  • 08/28/2023 | Interaction with financial institutions. This contributes to gaining insight as to the relevance assigned by the sector to sustainability, and the way this issue is addressed. Also, this seeks to gradually narrow the data gap in terms of climate-related risk on account of methodological challenges and lack of information. In this regard, in August 2023, the BCRA promoted a survey to assess the main financial institutions' exposure and resilience to the above mentioned risks.

Publications of the BCRA

06/28/2023 | Sustainable Finance and Bond Issuance in Emerging Economies and in Argentina. Exhibit 2 of the Financial Stability Report (IEF).

06/28/2023 | Sustainable Finance: Recent Developments in Argentina. Exhibit 3 of the Financial Stability Report (IEF).

12/27/2022 | Sustainable Finance. Scope of the International Recommendations. Box 3 of the Financial Stability Report (IEF).

07/07/2022 | Environmental, Social and Governance Factors: Measures Adopted by Latin American Financial Regulators. Box 3 of the Financial Stability Report (IEF).

12/16/2021 | Progress Made in Terms of Sustainable Finance in Argentina. Box 1 of the Financial Stability Report (IEF).

06/17/2021 | Risks Faced by the Financial System Linked to Climate Change. Exhibit 3 of the Financial Stability Report (IEF).

05/21/2021 | Challenges of Climate Change for Central Banks. Exhibit 2 of the Monetary Policy Report (IPOM).

12/18/2017 | What is Sustainable Finance? Ideas de Peso.

Other Publications

International Organizations and Fora

G20 Sustainable Finance Working Group (SFWG), G20 Sustainable Finance Roadmap.

G20 Sustainable Finance Working Group (SFWG), Progress tracking.Progress reported by countries and other stakeholders in the voluntary implementation of the G20 Sustainable Finance Roadmap.
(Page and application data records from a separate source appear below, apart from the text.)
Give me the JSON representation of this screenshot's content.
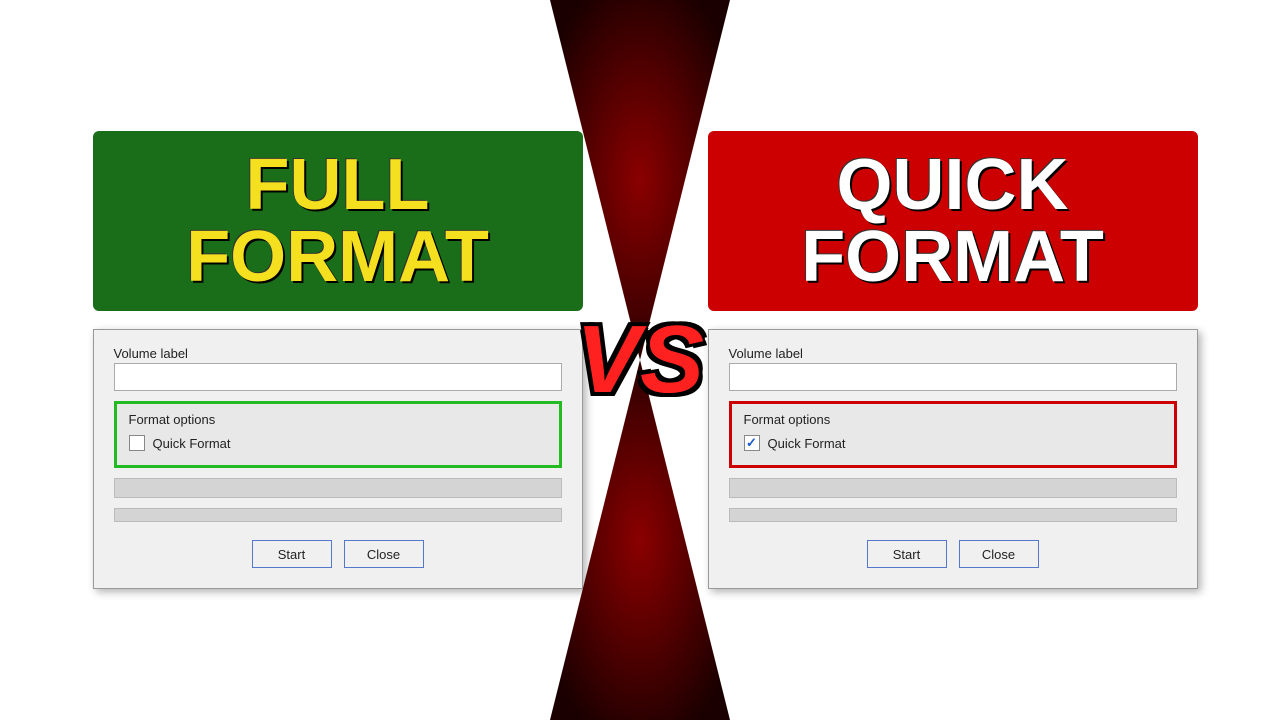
{
  "left": {
    "title_line1": "FULL",
    "title_line2": "FORMAT",
    "title_color": "yellow",
    "banner_color": "green",
    "dialog": {
      "volume_label": "Volume label",
      "format_options_label": "Format options",
      "checkbox_label": "Quick Format",
      "checkbox_checked": false,
      "border_style": "green",
      "start_btn": "Start",
      "close_btn": "Close"
    }
  },
  "right": {
    "title_line1": "QUICK",
    "title_line2": "FORMAT",
    "title_color": "white",
    "banner_color": "red",
    "dialog": {
      "volume_label": "Volume label",
      "format_options_label": "Format options",
      "checkbox_label": "Quick Format",
      "checkbox_checked": true,
      "border_style": "red",
      "start_btn": "Start",
      "close_btn": "Close"
    }
  },
  "vs_text": "VS",
  "icons": {
    "checkmark": "✓"
  }
}
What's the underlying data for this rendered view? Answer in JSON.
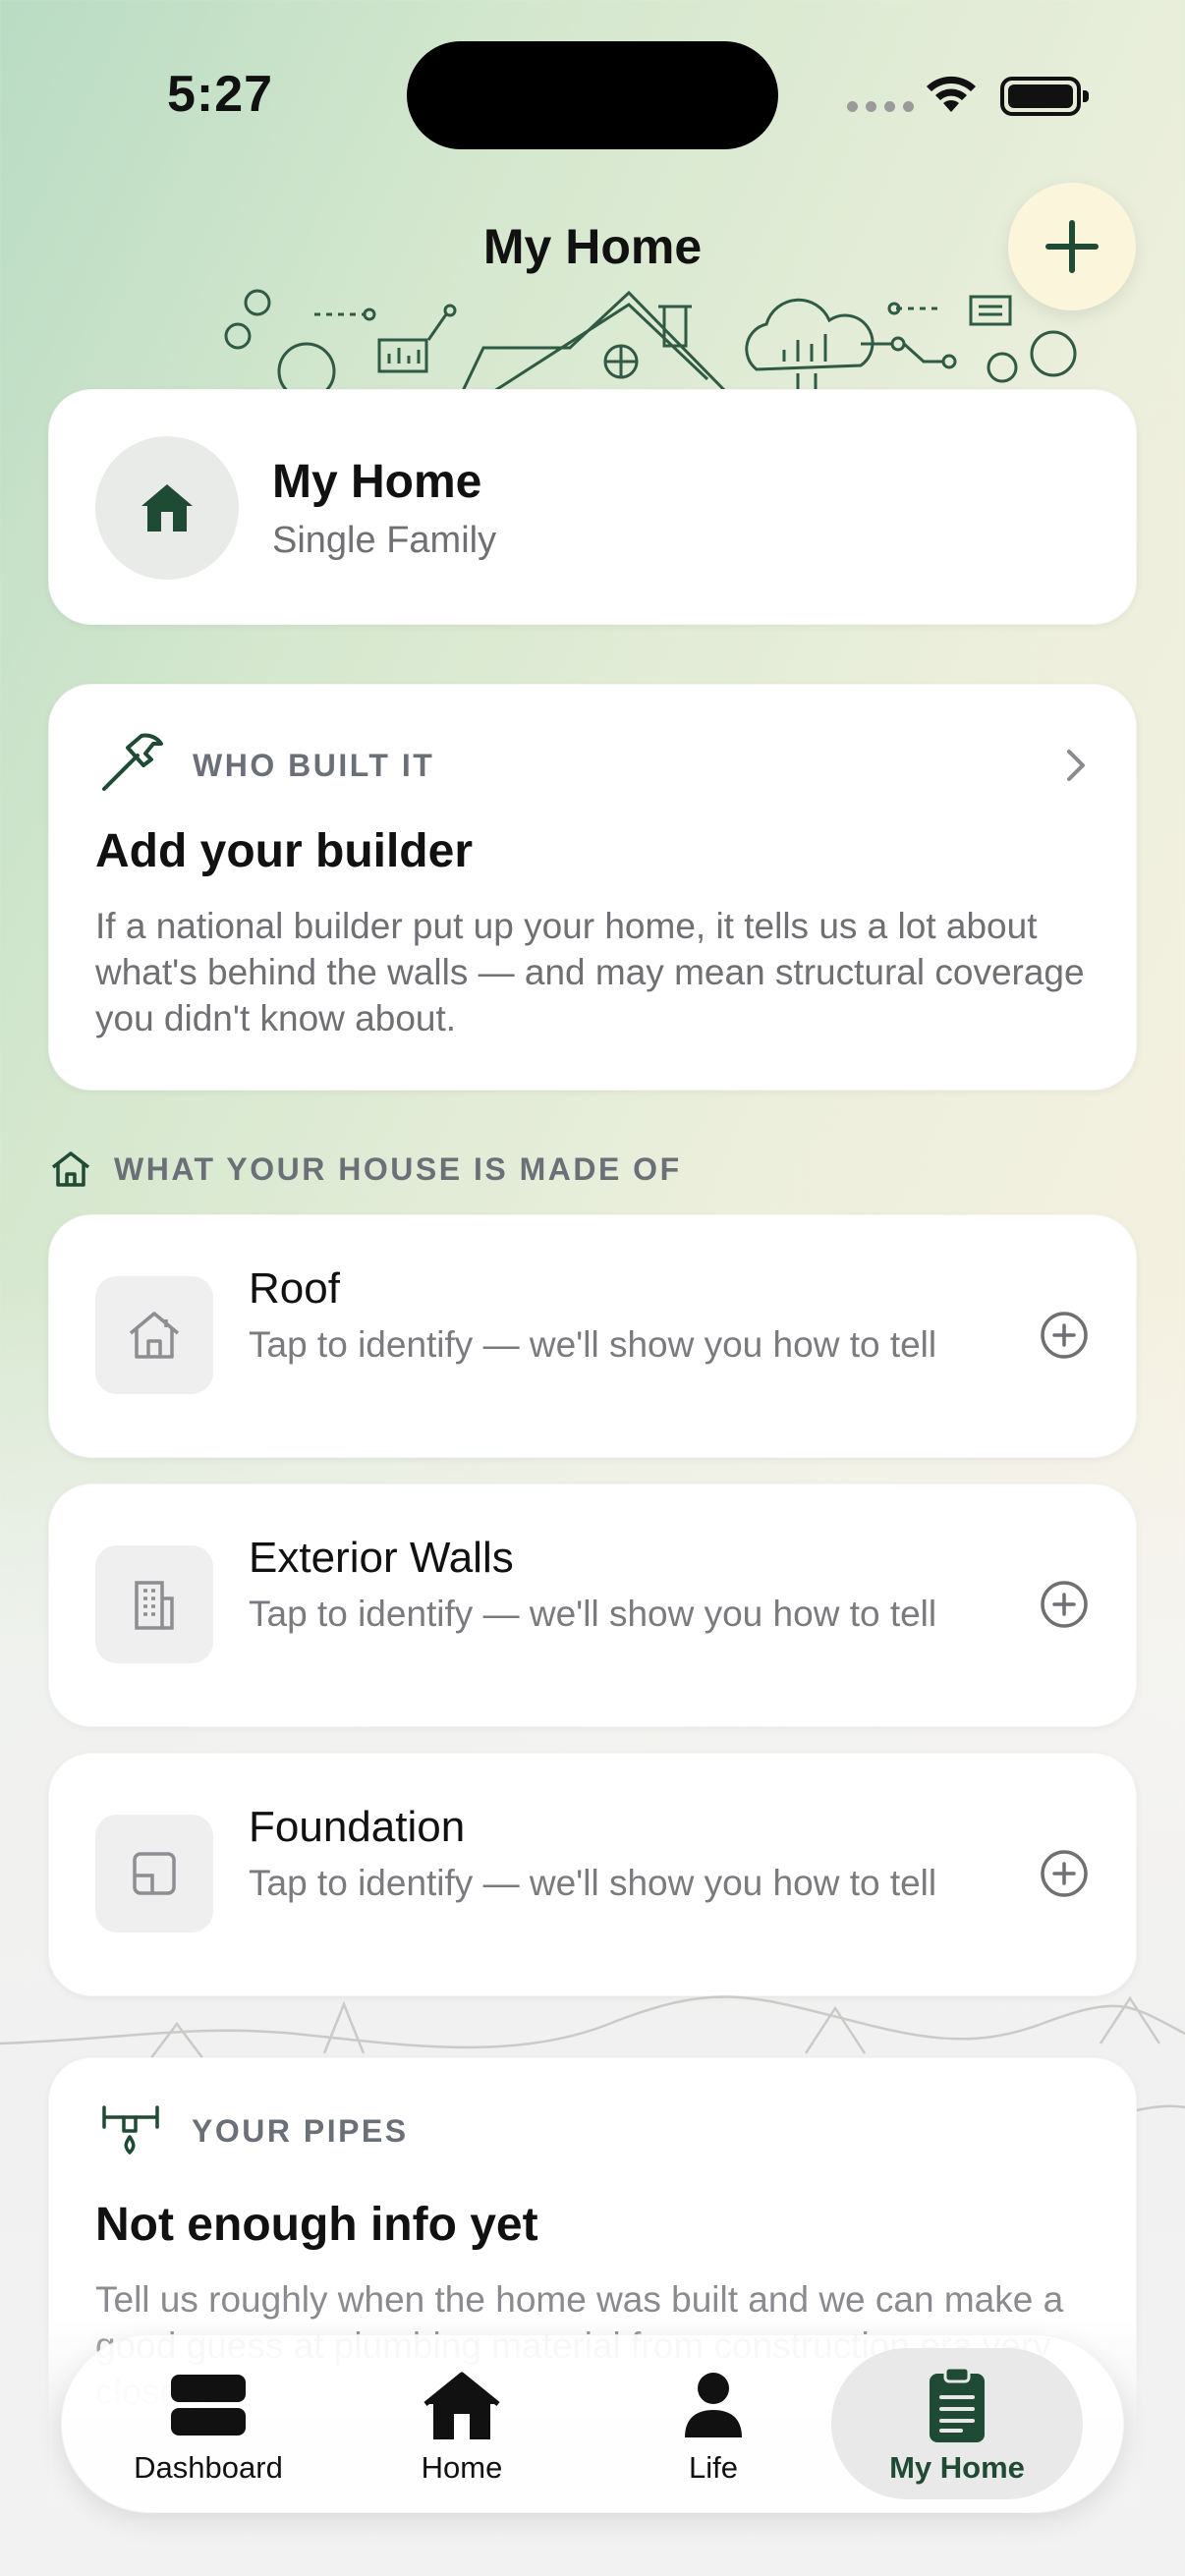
{
  "status_bar": {
    "time": "5:27"
  },
  "header": {
    "title": "My Home"
  },
  "home": {
    "name": "My Home",
    "type": "Single Family"
  },
  "builder": {
    "eyebrow": "WHO BUILT IT",
    "title": "Add your builder",
    "description": "If a national builder put up your home, it tells us a lot about what's behind the walls — and may mean structural coverage you didn't know about."
  },
  "materials": {
    "section_title": "WHAT YOUR HOUSE IS MADE OF",
    "items": [
      {
        "name": "Roof",
        "hint": "Tap to identify — we'll show you how to tell"
      },
      {
        "name": "Exterior Walls",
        "hint": "Tap to identify — we'll show you how to tell"
      },
      {
        "name": "Foundation",
        "hint": "Tap to identify — we'll show you how to tell"
      }
    ]
  },
  "pipes": {
    "eyebrow": "YOUR PIPES",
    "title": "Not enough info yet",
    "description": "Tell us roughly when the home was built and we can make a good guess at plumbing material from construction era very closely."
  },
  "tabs": [
    {
      "label": "Dashboard",
      "icon": "dashboard-icon",
      "active": false
    },
    {
      "label": "Home",
      "icon": "house-icon",
      "active": false
    },
    {
      "label": "Life",
      "icon": "person-icon",
      "active": false
    },
    {
      "label": "My Home",
      "icon": "clipboard-icon",
      "active": true
    }
  ],
  "colors": {
    "accent": "#1f4a34",
    "background_green": "#b9dcc3",
    "background_cream": "#f7f1e1"
  }
}
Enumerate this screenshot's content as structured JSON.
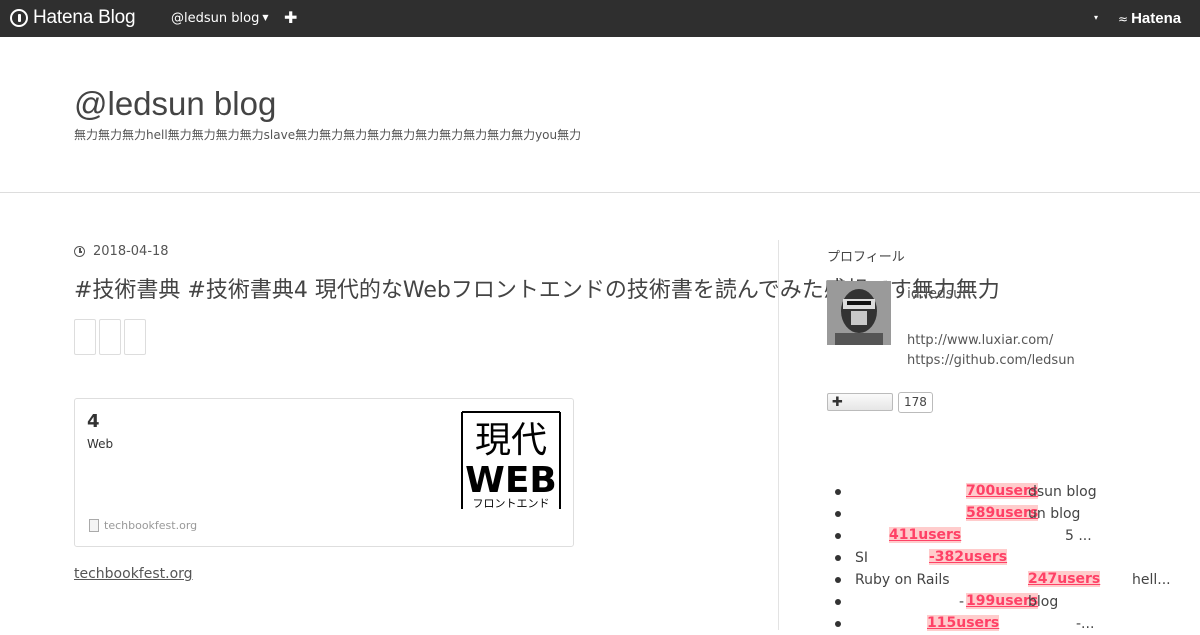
{
  "topbar": {
    "logo": "Hatena Blog",
    "blog_menu": "@ledsun blog",
    "add_label": "✚",
    "right_caret": "▾",
    "hatena_label": "Hatena"
  },
  "header": {
    "title": "@ledsun blog",
    "description": "無力無力無力hell無力無力無力無力slave無力無力無力無力無力無力無力無力無力無力you無力"
  },
  "entry": {
    "date": "2018-04-18",
    "title": "#技術書典 #技術書典4 現代的なWebフロントエンドの技術書を読んでみた感想です無力無力",
    "card": {
      "title": "4",
      "subtitle": "Web",
      "thumb_line1": "現代",
      "thumb_line2": "WEB",
      "thumb_line3": "フロントエンド",
      "site": "techbookfest.org"
    },
    "link_text": "techbookfest.org"
  },
  "sidebar": {
    "heading": "プロフィール",
    "profile_id": "id:ledsun",
    "link1": "http://www.luxiar.com/",
    "link2": "https://github.com/ledsun",
    "follow_label": "✚",
    "follow_count": "178",
    "entries": [
      {
        "prefix": "",
        "users": "700users",
        "suffix": "dsun blog"
      },
      {
        "prefix": "",
        "users": "589users",
        "suffix": "un blog"
      },
      {
        "prefix": "",
        "users": "411users",
        "suffix": "5   ..."
      },
      {
        "prefix": "SI",
        "users": "-382users",
        "suffix": ""
      },
      {
        "prefix": "Ruby on Rails",
        "users": "247users",
        "suffix": "hell..."
      },
      {
        "prefix": "-",
        "users": "199users",
        "suffix": "blog"
      },
      {
        "prefix": "",
        "users": "115users",
        "suffix": "-..."
      }
    ]
  }
}
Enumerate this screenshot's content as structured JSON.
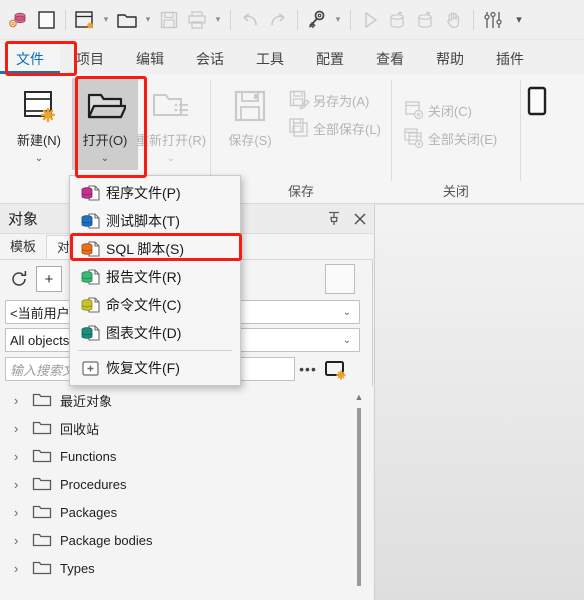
{
  "toolbar": {
    "items": [
      {
        "name": "connections-icon",
        "label": "连接"
      },
      {
        "name": "new-window-blank-icon",
        "label": "新建空白窗口"
      },
      {
        "name": "new-window-icon",
        "label": "新建窗口"
      },
      {
        "name": "new-window-dropdown-caret",
        "label": "▾"
      },
      {
        "name": "open-folder-icon",
        "label": "打开"
      },
      {
        "name": "open-dropdown-caret",
        "label": "▾"
      },
      {
        "name": "save-icon",
        "label": "保存"
      },
      {
        "name": "print-icon",
        "label": "打印"
      },
      {
        "name": "print-dropdown-caret",
        "label": "▾"
      },
      {
        "name": "undo-icon",
        "label": "撤销"
      },
      {
        "name": "redo-icon",
        "label": "重做"
      },
      {
        "name": "key-icon",
        "label": "登录"
      },
      {
        "name": "key-dropdown-caret",
        "label": "▾"
      },
      {
        "name": "execute-play-icon",
        "label": "执行"
      },
      {
        "name": "commit-icon",
        "label": "提交"
      },
      {
        "name": "rollback-icon",
        "label": "回滚"
      },
      {
        "name": "stop-hand-icon",
        "label": "中断"
      },
      {
        "name": "preferences-sliders-icon",
        "label": "首选项"
      },
      {
        "name": "toolbar-overflow-caret",
        "label": "▾"
      }
    ]
  },
  "ribbon_tabs": [
    {
      "label": "文件",
      "active": true
    },
    {
      "label": "项目",
      "active": false
    },
    {
      "label": "编辑",
      "active": false
    },
    {
      "label": "会话",
      "active": false
    },
    {
      "label": "工具",
      "active": false
    },
    {
      "label": "配置",
      "active": false
    },
    {
      "label": "查看",
      "active": false
    },
    {
      "label": "帮助",
      "active": false
    },
    {
      "label": "插件",
      "active": false
    }
  ],
  "ribbon": {
    "group_file": {
      "buttons": [
        {
          "label": "新建(N)",
          "dropdown": "⌄",
          "state": "enabled",
          "icon": "new-document-icon"
        },
        {
          "label": "打开(O)",
          "dropdown": "⌄",
          "state": "active",
          "icon": "open-folder-icon"
        },
        {
          "label": "重新打开(R)",
          "dropdown": "⌄",
          "state": "disabled",
          "icon": "reopen-folder-icon"
        }
      ]
    },
    "group_save": {
      "label": "保存",
      "big": {
        "label": "保存(S)",
        "state": "disabled",
        "icon": "save-diskette-icon"
      },
      "small": [
        {
          "label": "另存为(A)",
          "state": "disabled",
          "icon": "save-as-icon"
        },
        {
          "label": "全部保存(L)",
          "state": "disabled",
          "icon": "save-all-icon"
        }
      ]
    },
    "group_close": {
      "label": "关闭",
      "small": [
        {
          "label": "关闭(C)",
          "state": "disabled",
          "icon": "close-window-icon"
        },
        {
          "label": "全部关闭(E)",
          "state": "disabled",
          "icon": "close-all-windows-icon"
        }
      ]
    }
  },
  "open_menu": {
    "items": [
      {
        "label": "程序文件(P)",
        "icon": "program-file-icon",
        "color": "#c2338f"
      },
      {
        "label": "测试脚本(T)",
        "icon": "test-script-file-icon",
        "color": "#1f72c0"
      },
      {
        "label": "SQL 脚本(S)",
        "icon": "sql-script-file-icon",
        "color": "#e8711a",
        "highlighted": true
      },
      {
        "label": "报告文件(R)",
        "icon": "report-file-icon",
        "color": "#3cb878"
      },
      {
        "label": "命令文件(C)",
        "icon": "command-file-icon",
        "color": "#c6c42a"
      },
      {
        "label": "图表文件(D)",
        "icon": "diagram-file-icon",
        "color": "#1b8f7e"
      },
      {
        "label": "恢复文件(F)",
        "icon": "recover-file-icon",
        "color": "#6e6e6e"
      }
    ]
  },
  "panel": {
    "title": "对象",
    "pin_icon": "pin-icon",
    "close_icon": "close-icon",
    "tabs": [
      {
        "label": "模板",
        "active": false
      },
      {
        "label": "对象",
        "active": true
      }
    ],
    "toolbar": [
      {
        "name": "refresh-icon",
        "label": "↻"
      },
      {
        "name": "add-icon",
        "label": "+"
      }
    ],
    "user_combo": {
      "value": "<当前用户>",
      "chevron": "⌄"
    },
    "filter_combo": {
      "value": "All objects",
      "chevron": "⌄"
    },
    "search": {
      "placeholder": "输入搜索文本",
      "value": ""
    },
    "more_button": "•••",
    "new_window_button": "new-window-icon",
    "tree": [
      {
        "label": "最近对象",
        "expander": "›",
        "icon": "folder-icon"
      },
      {
        "label": "回收站",
        "expander": "›",
        "icon": "folder-icon"
      },
      {
        "label": "Functions",
        "expander": "›",
        "icon": "folder-icon"
      },
      {
        "label": "Procedures",
        "expander": "›",
        "icon": "folder-icon"
      },
      {
        "label": "Packages",
        "expander": "›",
        "icon": "folder-icon"
      },
      {
        "label": "Package bodies",
        "expander": "›",
        "icon": "folder-icon"
      },
      {
        "label": "Types",
        "expander": "›",
        "icon": "folder-icon"
      }
    ],
    "scrollbar": {
      "up_arrow": "▲"
    }
  },
  "colors": {
    "accent": "#0c74c4",
    "annotation": "#f71b12",
    "ribbon_bg": "#f5f5f5",
    "panel_bg": "#f4f4f4"
  }
}
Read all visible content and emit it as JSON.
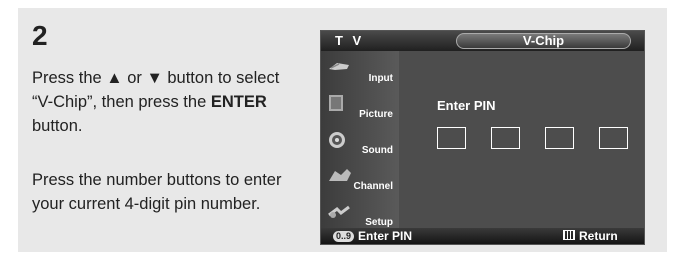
{
  "step_number": "2",
  "instruction1": {
    "part1": "Press the ▲ or ▼ button to select “V-Chip”, then press the ",
    "bold": "ENTER",
    "part2": " button."
  },
  "instruction2": "Press the number buttons to enter your current 4-digit pin number.",
  "osd": {
    "tv_label": "T V",
    "title": "V-Chip",
    "menu": [
      {
        "label": "Input",
        "icon": "input-icon"
      },
      {
        "label": "Picture",
        "icon": "picture-icon"
      },
      {
        "label": "Sound",
        "icon": "sound-icon"
      },
      {
        "label": "Channel",
        "icon": "channel-icon"
      },
      {
        "label": "Setup",
        "icon": "setup-icon"
      }
    ],
    "pin_label": "Enter PIN",
    "pin_digits": [
      "",
      "",
      "",
      ""
    ],
    "footer_left_icon": "0..9",
    "footer_left": "Enter PIN",
    "footer_right": "Return"
  },
  "colors": {
    "panel_bg": "#e8e8e8",
    "osd_bg": "#4d4d4d"
  }
}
Basel Committee on Banking Supervision (BCBS), Principles for the effective management and supervision of climate-related financial risks, June 2022.

Frequently asked questions on climate related financial risks (BCBS), FAQs, December 2022.

Basel Committee on Banking Supervision (BCBS), Climate-related risk drivers and their transmission channels, April 2021.

Basel Committee on Banking Supervision (BCBS), Climate-related financial risks - measurement methodologies, April 2021.

Financial Stability Board (FSB), FSB Roadmap for Addressing Financial Risks from July 2023.

Financial Stability Board (FSB), Supervisory and Regulatory Approaches to Climate-related Risks: Final report, October 2022.

Financial Stability Board (FSB), FSB Roadmap for Addressing Climate-related Financial Risks, July 2021.

Financial Stability Board (FSB), The availability of data with which to monitor and assess climate-related risks to financial stability, July 2021.

Financial Stability Board (FSB), The implications of climate change for financial stability, November 2020.

Financial Stability Board (FSB), Recommendations of the Task Force on Climate-related Financial Disclosures, June 2017.

Network for Greening the Financial System (NGFS), Final report on bridging data gaps, June 2022.

Network for Greening the Financial System (NGFS), Guide for Supervisors: integrating climate-related and environmental risks into prudential supervision, May 2020.

IFRS International Sustainability Standards Board (ISSB), S1 General Requirements for Disclosure of Sustainability-related Financial Information, June 2023.

IFRS International Sustainability Standards Board (ISSB), S2 Climate-related Disclosures, June 2023.